The ELPD for the HBAM_MINI model is notably lower than that of the HBAM model, which suggest there is a considerable degree of heteroskedasticity in the data. While modeling the heteroskedasticity increases prediction accuracy, it should be noted that this does not necessarily translate into much more accurate estimates of key model outputs. As shown in section on plotting, the results for the HBAM and HBAM_MINI models are very similar. In fact, their estimated respondent positions correlate at .97 and .99, depending on whether we use the posterior means or medians. Their estimated stimulus positions also correlate at .99, but this masks the fact that the HBAM_MINI model places the less well known candidate John B. Anderson further to the left than the HBAM model does. There are some subtle differences that users should be aware of, even if these models tend to produce very similar results.
The rstan::sampling()
function that hbam()
uses automatically performs a number of key diagnostic checks after
sampling and issues warnings when a potential issue is detected. The
authors of rstan emphasize diagnostics and careful
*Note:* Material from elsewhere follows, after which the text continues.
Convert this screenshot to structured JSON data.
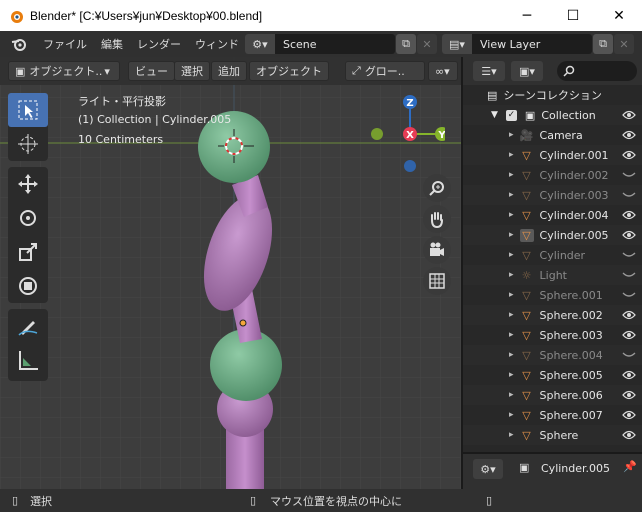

model development, and users of rstan will more
frequently encounter warnings than users of rjags. One
warning users of this package may encounter is that the Bulk or Tail
Effective Sample Size (ESS) is too low (see https://mcstan.org/misc/warnings.html). The most
straightforward solution to this issue is to increase the number of
posterior draws, using the iter
argument. However, this
increases the computational load, and users should consider carefully
what level of accuracy they need.
Because the hbam()
function returns a
stanfit
object, the model fit can be examined using the
full range of diagnostic tools from the rstan package.
Users should consult the rstan documentation for
details on the various diagnostic tests and plots that are available.
One example of the available tools is traceplot()
:
The functions in this package accept a seed argument for all operations that involve a random number generator. Supplying a seed is sufficient to get the exact same results in repeated runs on the same system, but it does not ensure exact replication across systems or software versions. The Stan Reference Manual explains why:
Floating point operations on modern computers are notoriously difficult to replicate because the fundamental arithmetic operations, right down to the IEEE 754 encoding level, are not fully specified. The primary problem is that the precision of operations varies across different hardware platforms and software implementations.
Stan is designed to allow full reproducibility. However, this is only possible up to the external constraints imposed by floating point arithmetic.
In short, running the functions in this package on different systems will likely yield slightly different results. It should be noted, however, that the differences across systems will be minimal and substantively negligible as long as the user obtains a sufficient number of posterior draws.